By now, we’re all used to reading stories about how global climate change is harming life on Earth. This increase in temperature is a big problem for the world’s oceans.
Rising water temperatures are displacing species and leading to coral bleaching. It’s not all bad news. There are some creatures who are benefiting from climate change.
Cephalopods, which include octopi, squid, and cuttlefish, have been on the rise over the last sixty years. Although nobody is sure why this is happening, between 1953 and 2013, the population of 35 different species has been increasing.
Cephalopods grow quickly, they don’t live very long, and they are very sensitive to environmental change, making them quite adaptable. This explains their rapid expansion in numbers.
Whether warming oceans are entirely responsible is unknown, but it’s not likely to be that simple. Ecology is complex, and there are probably a number of factors at work in this population growth.
Another question is how this rise in population will impact other creatures that share ecosystems with these cephalopods. Cephalopods are voracious predators. Larger populations of them could devastate their prey species and related species before the new population reaches an ecological balance.
Cephalopods aren’t apex predators there are other creatures who prey on them. Their larger numbers might provide a surplus of prey for sharks and other creatures. Humans could be encouraged to harvest more of them without damaging their populations. Though making business decisions on something that might be a quirk can be risky.
More research needs to be done to understand this population shift. How strongly are these population growths tied to global temperature and human activity?

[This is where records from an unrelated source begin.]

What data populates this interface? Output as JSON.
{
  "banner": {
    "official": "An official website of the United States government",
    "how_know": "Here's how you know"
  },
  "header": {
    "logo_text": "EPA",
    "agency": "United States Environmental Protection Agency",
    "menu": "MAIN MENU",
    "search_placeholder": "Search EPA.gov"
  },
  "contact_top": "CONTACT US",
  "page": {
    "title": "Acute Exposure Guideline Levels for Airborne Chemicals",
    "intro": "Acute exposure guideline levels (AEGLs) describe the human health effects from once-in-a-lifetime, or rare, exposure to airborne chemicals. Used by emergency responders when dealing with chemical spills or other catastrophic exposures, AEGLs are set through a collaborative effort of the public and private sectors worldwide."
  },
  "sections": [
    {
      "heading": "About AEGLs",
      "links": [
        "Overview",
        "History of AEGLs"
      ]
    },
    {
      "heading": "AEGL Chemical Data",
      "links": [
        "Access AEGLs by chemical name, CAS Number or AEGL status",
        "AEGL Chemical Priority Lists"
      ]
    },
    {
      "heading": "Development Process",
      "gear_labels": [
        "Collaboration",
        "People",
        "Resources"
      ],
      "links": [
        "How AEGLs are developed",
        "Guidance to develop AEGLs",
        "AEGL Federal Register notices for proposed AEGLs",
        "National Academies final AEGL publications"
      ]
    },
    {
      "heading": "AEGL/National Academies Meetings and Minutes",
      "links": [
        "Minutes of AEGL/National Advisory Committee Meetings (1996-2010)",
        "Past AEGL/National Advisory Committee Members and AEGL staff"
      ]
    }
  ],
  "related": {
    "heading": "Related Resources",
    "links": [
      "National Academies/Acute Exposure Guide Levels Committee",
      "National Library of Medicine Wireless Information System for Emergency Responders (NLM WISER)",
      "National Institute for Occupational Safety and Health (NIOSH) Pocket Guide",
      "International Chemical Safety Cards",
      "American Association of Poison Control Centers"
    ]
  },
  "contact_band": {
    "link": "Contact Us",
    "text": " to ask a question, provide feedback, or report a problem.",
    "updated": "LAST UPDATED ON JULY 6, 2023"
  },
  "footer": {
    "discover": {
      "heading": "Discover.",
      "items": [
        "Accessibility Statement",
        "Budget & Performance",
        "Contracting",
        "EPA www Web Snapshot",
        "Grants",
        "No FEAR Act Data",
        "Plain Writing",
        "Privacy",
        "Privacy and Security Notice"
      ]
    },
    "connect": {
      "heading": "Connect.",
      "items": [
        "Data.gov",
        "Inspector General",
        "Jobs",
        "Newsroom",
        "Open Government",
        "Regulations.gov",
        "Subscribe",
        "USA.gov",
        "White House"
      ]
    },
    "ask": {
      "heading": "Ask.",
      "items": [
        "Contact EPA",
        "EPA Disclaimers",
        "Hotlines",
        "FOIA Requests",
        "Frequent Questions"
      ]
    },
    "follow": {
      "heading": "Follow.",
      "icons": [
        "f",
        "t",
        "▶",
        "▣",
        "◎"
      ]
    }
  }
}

Will they continue to change in proportion to the global temperature, and how will efforts to reduce climate change impact them? Luckily scientists all over the world are investigating these issues.